in its depiction of Mt. Vesuvius' eruption in 1794, this image both established new scientific fact and portrayed that new reality in a way that still invoked the sublime.
The two men, who are near a canoe across the water from the erupting Mount Vesuvius, represent mortality and fortune as they are at a safe distance from the volcano. The lightning bolts, darting in various directions from the volcano’s smoke, symbolize nature’s power, while the volcano and the smoke billowing from its crater embody the sublime.
Column of Smoke is a scientific illustration of an erupting volcano, drawn for the purpose of studying Mount Vesuvius. However, because scientific studies of volcanoes were still not taken seriously, this image went unappreciated for decades. In the early Romantic period, still during the late 1700s, the drawing was seen by many to be just another depiction of Mount Vesuvius as awe-inspiring and sublime. The image does feature characteristics that invoke the sublime—intimidating smoke, a tall volcano, and darting lightning. When the image was republished in 1823, however, it took on a new significance for Romantic culture. The Atlas of Nature valued the smoke for its visually-descriptive commentary on the atmosphere, and the image soon became popular in the scientific community. Consequently, the image is significant for two reasons: first, because it seemed (for an early Romantic audience) to portray the sublime, and second, because it was seen as scientifically descriptive by scientists of the late Romantic period.

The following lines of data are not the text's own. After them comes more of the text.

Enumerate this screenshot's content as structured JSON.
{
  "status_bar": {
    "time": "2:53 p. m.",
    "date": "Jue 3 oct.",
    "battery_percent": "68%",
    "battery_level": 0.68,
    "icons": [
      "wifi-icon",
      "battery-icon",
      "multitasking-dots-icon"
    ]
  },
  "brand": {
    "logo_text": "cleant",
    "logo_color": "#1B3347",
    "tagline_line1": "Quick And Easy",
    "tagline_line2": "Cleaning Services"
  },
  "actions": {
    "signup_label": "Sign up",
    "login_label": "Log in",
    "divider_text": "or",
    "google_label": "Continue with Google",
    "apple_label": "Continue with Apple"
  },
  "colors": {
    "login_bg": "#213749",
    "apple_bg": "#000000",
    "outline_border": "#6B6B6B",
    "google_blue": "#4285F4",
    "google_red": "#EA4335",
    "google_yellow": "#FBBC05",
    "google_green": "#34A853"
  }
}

William Hamilton was a Scottish diplomat and lieutenant in the Scottish 3rd Foot Guards. He was soon promoted and sent to the Court of Naples to be Britain’s ambassador. While serving, Hamilton acquired Column of Smoke and made it into an engraving. The function of this image was to study Mount Vesuvius’ eruptions. He later sold this drawing and copies of his engravings to help support him financially. Later, Sir Richard Phillips included this image in Atlas of Nature for its scientific value. The depicted smoke rose thirty miles into the atmosphere, thus extending the theorized atmospheric height. This scientific aspect of the drawing was not fully appreciated until Phillip’s publication in 1823, when the study of volcanoes was more widespread.
Bisel, Sara Louise Clark. Secrets of Vesuvius. New York, NY: Scholastic Inc., 1990.
Boulger, G. S. “Hamilton, William John (1805–1867).” Oxford Dictionary of National Biography. Ed. H. C. G. Matthew and Brian Harrison. Oxford: OUP, 2004. 2 Apr. 2009 http://www.oxforddnb.com/view/article/12146.
Harris, P. R. History of the British Museum, 1753-1973. London: British Library, 1998.
Mayer, Ralph. HarperCollins Dictionary of Art Terms and Techniques. New York, N.Y: HarperPerennial, 1991.
Perridge, Frank. The History of Prince Alfred’s Guard. Port Elizabeth: E. H. Walton & co., 1939.
Seccombe, Thomas. “Phillips, Sir Richard (1767–1840).” Oxford Dictionary of National Biography. Ed. H. C. G. Matthew and Brian Harrison. Oxford: OUP, 2004. Online ed. Ed. Lawrence Goldman. Jan. 2008. 2 Apr. 2009 http://www.oxforddnb.com/view/article/22167.
Sichel, Walter Sydney. Memoirs of Emma. New York: P. F. Collier & Son, 1910.
The Atlas of nature: being a graphic display of the most interesting subjects in the three kingdoms of nature, for study and reference.
Sir Richard Phillips